**Task prompt**
Omitting every picture, output the records below exactly, please.

**Supplied material**
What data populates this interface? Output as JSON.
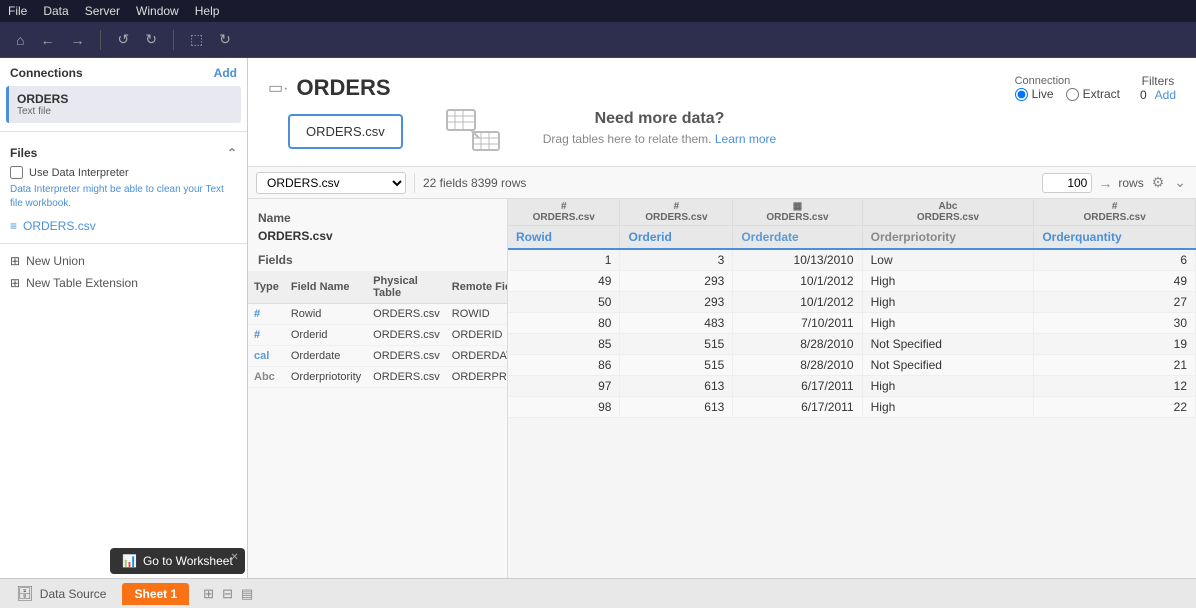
{
  "menubar": {
    "items": [
      "File",
      "Data",
      "Server",
      "Window",
      "Help"
    ]
  },
  "toolbar": {
    "buttons": [
      "⌂",
      "←",
      "→",
      "↺↺",
      "⬚",
      "↻"
    ]
  },
  "left_panel": {
    "connections_label": "Connections",
    "add_label": "Add",
    "connection": {
      "name": "ORDERS",
      "type": "Text file"
    },
    "files_label": "Files",
    "use_data_interpreter": "Use Data Interpreter",
    "interpreter_note": "Data Interpreter might be able to clean your Text file workbook.",
    "file_item": "ORDERS.csv",
    "new_union": "New Union",
    "new_table_extension": "New Table Extension"
  },
  "canvas": {
    "page_title": "ORDERS",
    "connection_label": "Connection",
    "live_label": "Live",
    "extract_label": "Extract",
    "filters_label": "Filters",
    "filters_count": "0",
    "filters_add": "Add",
    "table_card": "ORDERS.csv",
    "drag_title": "Need more data?",
    "drag_subtitle": "Drag tables here to relate them.",
    "drag_learn_more": "Learn more"
  },
  "grid_toolbar": {
    "select_value": "ORDERS.csv",
    "fields_rows_info": "22 fields 8399 rows",
    "rows_value": "100",
    "rows_label": "rows"
  },
  "data_panel": {
    "name_label": "Name",
    "name_value": "ORDERS.csv",
    "fields_label": "Fields",
    "columns": [
      "Type",
      "Field Name",
      "Physical Table",
      "Remote Fiel..."
    ],
    "rows": [
      {
        "type": "#",
        "type_class": "num",
        "field_name": "Rowid",
        "physical": "ORDERS.csv",
        "remote": "ROWID"
      },
      {
        "type": "#",
        "type_class": "num",
        "field_name": "Orderid",
        "physical": "ORDERS.csv",
        "remote": "ORDERID"
      },
      {
        "type": "cal",
        "type_class": "date",
        "field_name": "Orderdate",
        "physical": "ORDERS.csv",
        "remote": "ORDERDATE"
      },
      {
        "type": "Abc",
        "type_class": "str",
        "field_name": "Orderpriotority",
        "physical": "ORDERS.csv",
        "remote": "ORDERPRIOT..."
      }
    ]
  },
  "data_table": {
    "columns": [
      {
        "source": "ORDERS.csv",
        "name": "Rowid",
        "type": "num"
      },
      {
        "source": "ORDERS.csv",
        "name": "Orderid",
        "type": "num"
      },
      {
        "source": "ORDERS.csv",
        "name": "Orderdate",
        "type": "date"
      },
      {
        "source": "ORDERS.csv",
        "name": "Orderpriotority",
        "type": "str"
      },
      {
        "source": "ORDERS.csv",
        "name": "Orderquantity",
        "type": "num"
      }
    ],
    "rows": [
      [
        1,
        3,
        "10/13/2010",
        "Low",
        6
      ],
      [
        49,
        293,
        "10/1/2012",
        "High",
        49
      ],
      [
        50,
        293,
        "10/1/2012",
        "High",
        27
      ],
      [
        80,
        483,
        "7/10/2011",
        "High",
        30
      ],
      [
        85,
        515,
        "8/28/2010",
        "Not Specified",
        19
      ],
      [
        86,
        515,
        "8/28/2010",
        "Not Specified",
        21
      ],
      [
        97,
        613,
        "6/17/2011",
        "High",
        12
      ],
      [
        98,
        613,
        "6/17/2011",
        "High",
        22
      ]
    ]
  },
  "bottom_bar": {
    "datasource_label": "Data Source",
    "sheet_label": "Sheet 1",
    "goto_worksheet_label": "Go to Worksheet"
  }
}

**Answer**
What data populates this interface? Output as JSON.
{
  "menubar": {
    "items": [
      "File",
      "Data",
      "Server",
      "Window",
      "Help"
    ]
  },
  "toolbar": {
    "buttons": [
      "⌂",
      "←",
      "→",
      "↺↺",
      "⬚",
      "↻"
    ]
  },
  "left_panel": {
    "connections_label": "Connections",
    "add_label": "Add",
    "connection": {
      "name": "ORDERS",
      "type": "Text file"
    },
    "files_label": "Files",
    "use_data_interpreter": "Use Data Interpreter",
    "interpreter_note": "Data Interpreter might be able to clean your Text file workbook.",
    "file_item": "ORDERS.csv",
    "new_union": "New Union",
    "new_table_extension": "New Table Extension"
  },
  "canvas": {
    "page_title": "ORDERS",
    "connection_label": "Connection",
    "live_label": "Live",
    "extract_label": "Extract",
    "filters_label": "Filters",
    "filters_count": "0",
    "filters_add": "Add",
    "table_card": "ORDERS.csv",
    "drag_title": "Need more data?",
    "drag_subtitle": "Drag tables here to relate them.",
    "drag_learn_more": "Learn more"
  },
  "grid_toolbar": {
    "select_value": "ORDERS.csv",
    "fields_rows_info": "22 fields 8399 rows",
    "rows_value": "100",
    "rows_label": "rows"
  },
  "data_panel": {
    "name_label": "Name",
    "name_value": "ORDERS.csv",
    "fields_label": "Fields",
    "columns": [
      "Type",
      "Field Name",
      "Physical Table",
      "Remote Fiel..."
    ],
    "rows": [
      {
        "type": "#",
        "type_class": "num",
        "field_name": "Rowid",
        "physical": "ORDERS.csv",
        "remote": "ROWID"
      },
      {
        "type": "#",
        "type_class": "num",
        "field_name": "Orderid",
        "physical": "ORDERS.csv",
        "remote": "ORDERID"
      },
      {
        "type": "cal",
        "type_class": "date",
        "field_name": "Orderdate",
        "physical": "ORDERS.csv",
        "remote": "ORDERDATE"
      },
      {
        "type": "Abc",
        "type_class": "str",
        "field_name": "Orderpriotority",
        "physical": "ORDERS.csv",
        "remote": "ORDERPRIOT..."
      }
    ]
  },
  "data_table": {
    "columns": [
      {
        "source": "ORDERS.csv",
        "name": "Rowid",
        "type": "num"
      },
      {
        "source": "ORDERS.csv",
        "name": "Orderid",
        "type": "num"
      },
      {
        "source": "ORDERS.csv",
        "name": "Orderdate",
        "type": "date"
      },
      {
        "source": "ORDERS.csv",
        "name": "Orderpriotority",
        "type": "str"
      },
      {
        "source": "ORDERS.csv",
        "name": "Orderquantity",
        "type": "num"
      }
    ],
    "rows": [
      [
        1,
        3,
        "10/13/2010",
        "Low",
        6
      ],
      [
        49,
        293,
        "10/1/2012",
        "High",
        49
      ],
      [
        50,
        293,
        "10/1/2012",
        "High",
        27
      ],
      [
        80,
        483,
        "7/10/2011",
        "High",
        30
      ],
      [
        85,
        515,
        "8/28/2010",
        "Not Specified",
        19
      ],
      [
        86,
        515,
        "8/28/2010",
        "Not Specified",
        21
      ],
      [
        97,
        613,
        "6/17/2011",
        "High",
        12
      ],
      [
        98,
        613,
        "6/17/2011",
        "High",
        22
      ]
    ]
  },
  "bottom_bar": {
    "datasource_label": "Data Source",
    "sheet_label": "Sheet 1",
    "goto_worksheet_label": "Go to Worksheet"
  }
}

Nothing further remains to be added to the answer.